» INFORMATION GIVEN

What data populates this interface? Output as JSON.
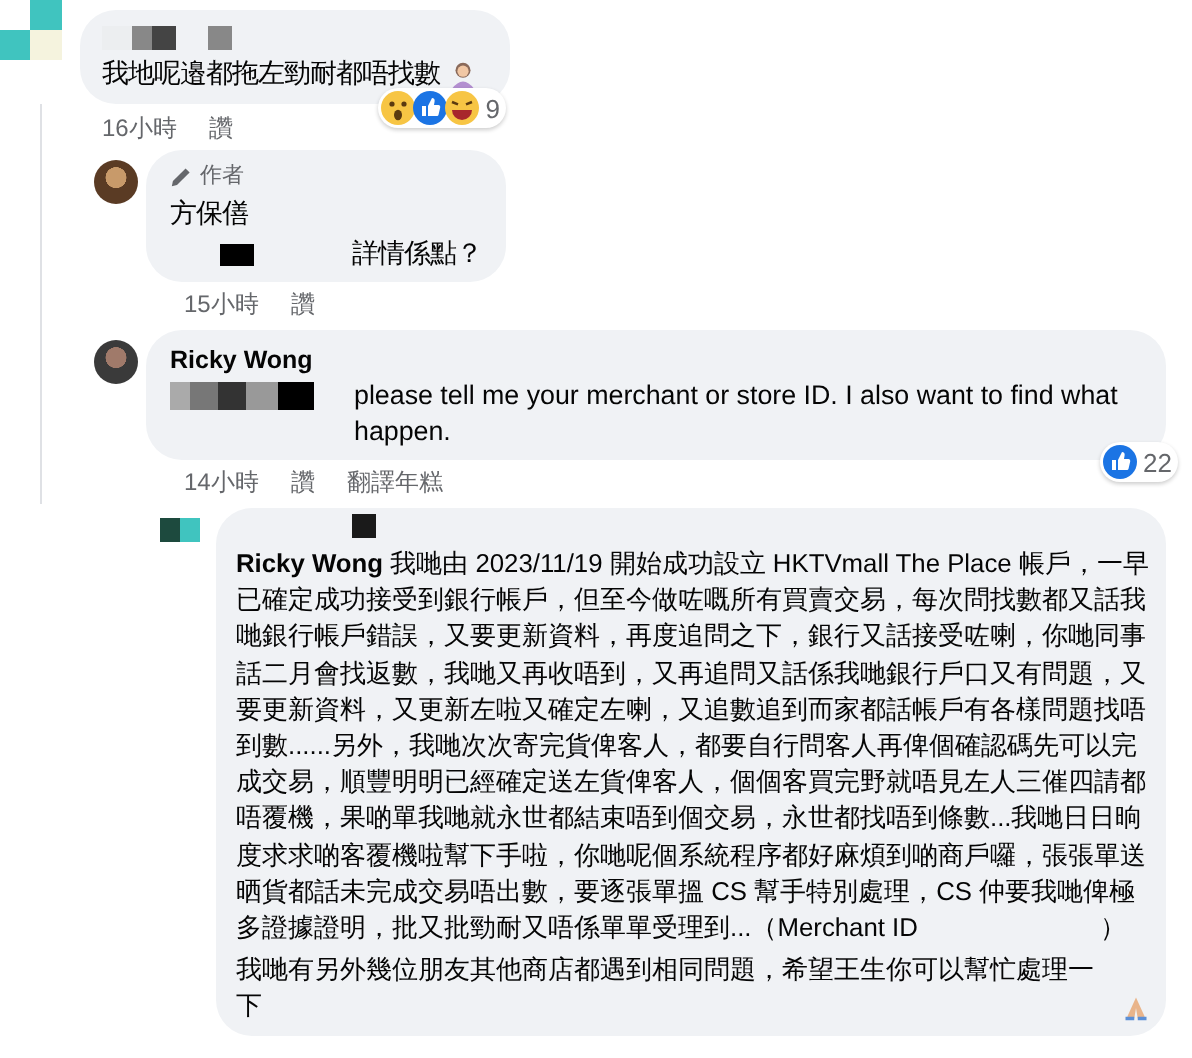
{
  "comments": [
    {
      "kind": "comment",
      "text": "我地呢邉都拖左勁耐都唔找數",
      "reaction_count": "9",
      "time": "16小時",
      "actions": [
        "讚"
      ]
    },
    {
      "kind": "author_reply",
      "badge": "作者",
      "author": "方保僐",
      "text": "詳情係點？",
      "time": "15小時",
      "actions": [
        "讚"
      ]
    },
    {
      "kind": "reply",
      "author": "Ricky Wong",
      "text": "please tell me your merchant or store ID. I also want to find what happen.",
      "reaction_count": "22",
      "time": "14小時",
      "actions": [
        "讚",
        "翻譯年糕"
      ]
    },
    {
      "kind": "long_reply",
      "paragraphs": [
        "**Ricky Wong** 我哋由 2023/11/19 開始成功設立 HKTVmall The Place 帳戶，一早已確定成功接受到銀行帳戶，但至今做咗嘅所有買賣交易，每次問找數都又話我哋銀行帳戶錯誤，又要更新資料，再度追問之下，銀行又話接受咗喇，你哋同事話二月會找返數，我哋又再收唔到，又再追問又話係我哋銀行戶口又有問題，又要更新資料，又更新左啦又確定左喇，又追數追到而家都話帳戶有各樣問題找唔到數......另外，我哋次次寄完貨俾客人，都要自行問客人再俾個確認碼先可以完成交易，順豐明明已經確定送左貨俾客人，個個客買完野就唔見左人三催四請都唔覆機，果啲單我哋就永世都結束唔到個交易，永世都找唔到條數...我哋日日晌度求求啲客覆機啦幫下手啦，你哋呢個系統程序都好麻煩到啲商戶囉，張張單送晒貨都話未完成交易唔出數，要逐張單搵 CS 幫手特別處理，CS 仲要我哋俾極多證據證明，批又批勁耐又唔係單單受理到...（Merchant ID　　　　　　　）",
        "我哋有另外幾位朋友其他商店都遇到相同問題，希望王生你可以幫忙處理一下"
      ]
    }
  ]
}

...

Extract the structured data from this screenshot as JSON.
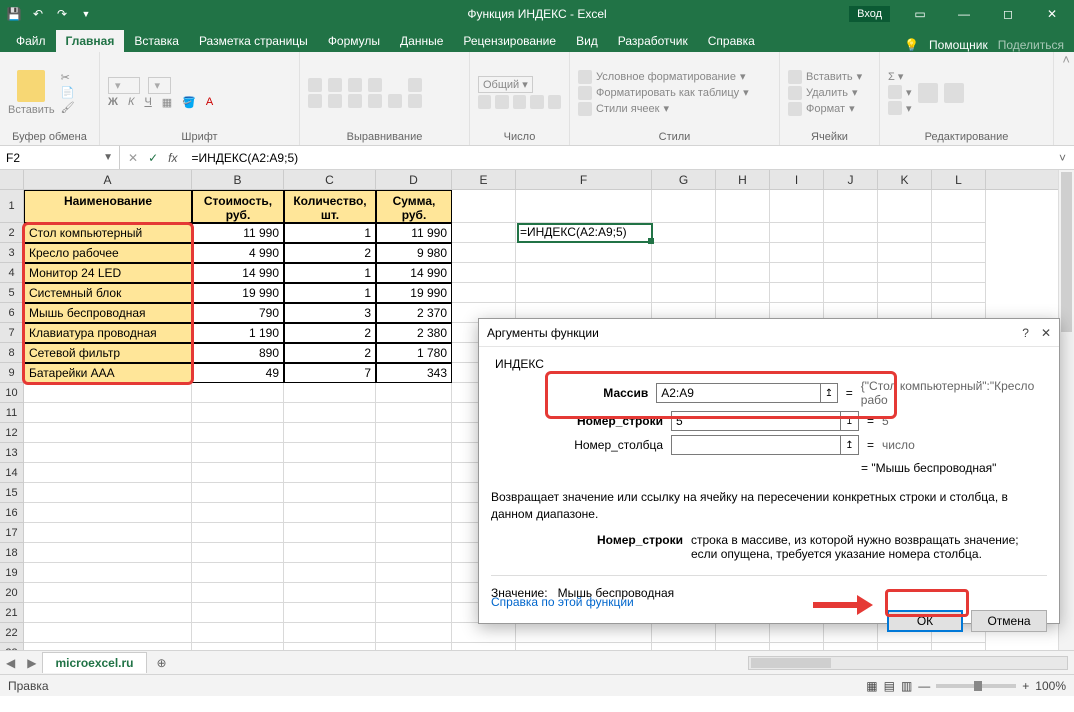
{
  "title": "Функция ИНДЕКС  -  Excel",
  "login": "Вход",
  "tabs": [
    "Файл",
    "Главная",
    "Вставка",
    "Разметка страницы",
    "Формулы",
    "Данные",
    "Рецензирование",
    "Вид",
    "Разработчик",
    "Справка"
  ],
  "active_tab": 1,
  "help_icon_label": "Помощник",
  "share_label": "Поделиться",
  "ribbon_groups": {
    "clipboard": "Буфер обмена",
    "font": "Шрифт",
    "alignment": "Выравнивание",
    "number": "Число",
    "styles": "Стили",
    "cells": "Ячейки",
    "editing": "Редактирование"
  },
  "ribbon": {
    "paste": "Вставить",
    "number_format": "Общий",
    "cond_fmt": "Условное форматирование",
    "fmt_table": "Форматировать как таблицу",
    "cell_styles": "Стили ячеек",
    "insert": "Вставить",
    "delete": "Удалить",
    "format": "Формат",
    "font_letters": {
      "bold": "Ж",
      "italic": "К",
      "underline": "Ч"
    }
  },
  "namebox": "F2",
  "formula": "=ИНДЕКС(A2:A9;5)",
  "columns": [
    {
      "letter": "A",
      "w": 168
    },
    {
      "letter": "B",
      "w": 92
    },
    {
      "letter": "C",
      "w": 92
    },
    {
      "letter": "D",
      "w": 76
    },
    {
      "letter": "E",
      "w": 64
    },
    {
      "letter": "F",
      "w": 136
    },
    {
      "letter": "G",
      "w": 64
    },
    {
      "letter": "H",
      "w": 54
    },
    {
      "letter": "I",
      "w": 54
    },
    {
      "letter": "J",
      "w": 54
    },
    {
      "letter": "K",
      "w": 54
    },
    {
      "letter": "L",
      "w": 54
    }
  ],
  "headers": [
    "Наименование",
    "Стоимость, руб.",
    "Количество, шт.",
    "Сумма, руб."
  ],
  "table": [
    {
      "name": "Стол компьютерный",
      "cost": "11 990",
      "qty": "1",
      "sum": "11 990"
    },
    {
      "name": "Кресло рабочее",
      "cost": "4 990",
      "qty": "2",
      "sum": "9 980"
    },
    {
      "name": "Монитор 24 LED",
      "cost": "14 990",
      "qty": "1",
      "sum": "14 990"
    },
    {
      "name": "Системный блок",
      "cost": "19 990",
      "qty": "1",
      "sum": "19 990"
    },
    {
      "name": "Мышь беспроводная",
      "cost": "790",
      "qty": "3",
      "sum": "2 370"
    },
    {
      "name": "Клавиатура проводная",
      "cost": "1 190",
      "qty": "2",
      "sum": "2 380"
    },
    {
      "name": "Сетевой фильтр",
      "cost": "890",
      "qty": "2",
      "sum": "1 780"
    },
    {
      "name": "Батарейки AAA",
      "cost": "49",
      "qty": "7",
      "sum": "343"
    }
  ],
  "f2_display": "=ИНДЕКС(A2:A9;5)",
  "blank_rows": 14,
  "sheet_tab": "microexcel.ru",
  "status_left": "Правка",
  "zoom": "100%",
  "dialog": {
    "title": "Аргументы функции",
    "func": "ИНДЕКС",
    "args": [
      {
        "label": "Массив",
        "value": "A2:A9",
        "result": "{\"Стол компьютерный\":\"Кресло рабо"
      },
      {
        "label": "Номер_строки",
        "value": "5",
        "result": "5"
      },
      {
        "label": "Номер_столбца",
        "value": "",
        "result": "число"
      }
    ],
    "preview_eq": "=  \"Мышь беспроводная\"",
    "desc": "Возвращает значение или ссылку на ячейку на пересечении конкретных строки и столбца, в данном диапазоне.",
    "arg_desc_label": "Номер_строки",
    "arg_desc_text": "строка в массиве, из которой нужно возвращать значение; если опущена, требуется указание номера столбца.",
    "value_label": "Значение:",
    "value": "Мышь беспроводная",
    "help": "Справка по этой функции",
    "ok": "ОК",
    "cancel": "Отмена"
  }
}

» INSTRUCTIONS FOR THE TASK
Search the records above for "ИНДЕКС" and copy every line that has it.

» ANSWER TO THIS EXERCISE
  "title": "Функция ИНДЕКС  -  Excel",
  "formula": "=ИНДЕКС(A2:A9;5)",
  "f2_display": "=ИНДЕКС(A2:A9;5)",
    "func": "ИНДЕКС",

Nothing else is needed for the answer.